◆ **WHAT IS REQUIRED**: Please give back the listing exactly as it reads.
BEGIN MATERIAL SHOWN
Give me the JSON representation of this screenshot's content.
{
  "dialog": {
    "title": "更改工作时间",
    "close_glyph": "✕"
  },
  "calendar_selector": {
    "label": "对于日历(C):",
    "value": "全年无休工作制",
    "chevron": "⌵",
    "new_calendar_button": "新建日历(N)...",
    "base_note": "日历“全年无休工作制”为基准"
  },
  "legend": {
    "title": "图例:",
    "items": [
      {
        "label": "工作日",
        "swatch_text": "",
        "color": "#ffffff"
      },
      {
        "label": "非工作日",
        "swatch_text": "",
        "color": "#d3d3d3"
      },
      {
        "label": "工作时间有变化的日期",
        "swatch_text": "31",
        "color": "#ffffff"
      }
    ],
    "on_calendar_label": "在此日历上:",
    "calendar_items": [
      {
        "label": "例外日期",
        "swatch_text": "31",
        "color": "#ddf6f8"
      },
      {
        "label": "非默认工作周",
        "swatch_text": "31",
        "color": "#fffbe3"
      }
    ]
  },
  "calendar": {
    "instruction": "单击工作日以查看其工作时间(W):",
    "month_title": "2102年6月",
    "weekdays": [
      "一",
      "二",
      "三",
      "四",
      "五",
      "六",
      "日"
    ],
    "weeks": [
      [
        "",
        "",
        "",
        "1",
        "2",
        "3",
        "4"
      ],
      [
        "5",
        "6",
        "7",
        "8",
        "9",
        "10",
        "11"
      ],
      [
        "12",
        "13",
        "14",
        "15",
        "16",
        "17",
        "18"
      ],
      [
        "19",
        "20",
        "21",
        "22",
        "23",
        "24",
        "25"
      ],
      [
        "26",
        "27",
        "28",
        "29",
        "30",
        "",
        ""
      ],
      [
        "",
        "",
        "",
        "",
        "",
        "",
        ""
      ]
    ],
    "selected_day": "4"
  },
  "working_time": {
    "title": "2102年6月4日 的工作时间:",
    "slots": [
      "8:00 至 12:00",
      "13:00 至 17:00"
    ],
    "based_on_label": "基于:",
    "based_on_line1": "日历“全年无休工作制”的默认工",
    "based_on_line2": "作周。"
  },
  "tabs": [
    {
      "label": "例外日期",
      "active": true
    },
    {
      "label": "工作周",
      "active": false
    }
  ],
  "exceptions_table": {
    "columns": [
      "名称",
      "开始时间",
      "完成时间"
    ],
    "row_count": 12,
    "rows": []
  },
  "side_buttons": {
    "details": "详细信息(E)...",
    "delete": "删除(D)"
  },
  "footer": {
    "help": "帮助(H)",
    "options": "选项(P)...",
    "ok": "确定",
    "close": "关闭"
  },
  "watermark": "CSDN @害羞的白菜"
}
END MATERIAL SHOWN
◆ **RESULT OF THE TASK**:
Give me the JSON representation of this screenshot's content.
{
  "dialog": {
    "title": "更改工作时间",
    "close_glyph": "✕"
  },
  "calendar_selector": {
    "label": "对于日历(C):",
    "value": "全年无休工作制",
    "chevron": "⌵",
    "new_calendar_button": "新建日历(N)...",
    "base_note": "日历“全年无休工作制”为基准"
  },
  "legend": {
    "title": "图例:",
    "items": [
      {
        "label": "工作日",
        "swatch_text": "",
        "color": "#ffffff"
      },
      {
        "label": "非工作日",
        "swatch_text": "",
        "color": "#d3d3d3"
      },
      {
        "label": "工作时间有变化的日期",
        "swatch_text": "31",
        "color": "#ffffff"
      }
    ],
    "on_calendar_label": "在此日历上:",
    "calendar_items": [
      {
        "label": "例外日期",
        "swatch_text": "31",
        "color": "#ddf6f8"
      },
      {
        "label": "非默认工作周",
        "swatch_text": "31",
        "color": "#fffbe3"
      }
    ]
  },
  "calendar": {
    "instruction": "单击工作日以查看其工作时间(W):",
    "month_title": "2102年6月",
    "weekdays": [
      "一",
      "二",
      "三",
      "四",
      "五",
      "六",
      "日"
    ],
    "weeks": [
      [
        "",
        "",
        "",
        "1",
        "2",
        "3",
        "4"
      ],
      [
        "5",
        "6",
        "7",
        "8",
        "9",
        "10",
        "11"
      ],
      [
        "12",
        "13",
        "14",
        "15",
        "16",
        "17",
        "18"
      ],
      [
        "19",
        "20",
        "21",
        "22",
        "23",
        "24",
        "25"
      ],
      [
        "26",
        "27",
        "28",
        "29",
        "30",
        "",
        ""
      ],
      [
        "",
        "",
        "",
        "",
        "",
        "",
        ""
      ]
    ],
    "selected_day": "4"
  },
  "working_time": {
    "title": "2102年6月4日 的工作时间:",
    "slots": [
      "8:00 至 12:00",
      "13:00 至 17:00"
    ],
    "based_on_label": "基于:",
    "based_on_line1": "日历“全年无休工作制”的默认工",
    "based_on_line2": "作周。"
  },
  "tabs": [
    {
      "label": "例外日期",
      "active": true
    },
    {
      "label": "工作周",
      "active": false
    }
  ],
  "exceptions_table": {
    "columns": [
      "名称",
      "开始时间",
      "完成时间"
    ],
    "row_count": 12,
    "rows": []
  },
  "side_buttons": {
    "details": "详细信息(E)...",
    "delete": "删除(D)"
  },
  "footer": {
    "help": "帮助(H)",
    "options": "选项(P)...",
    "ok": "确定",
    "close": "关闭"
  },
  "watermark": "CSDN @害羞的白菜"
}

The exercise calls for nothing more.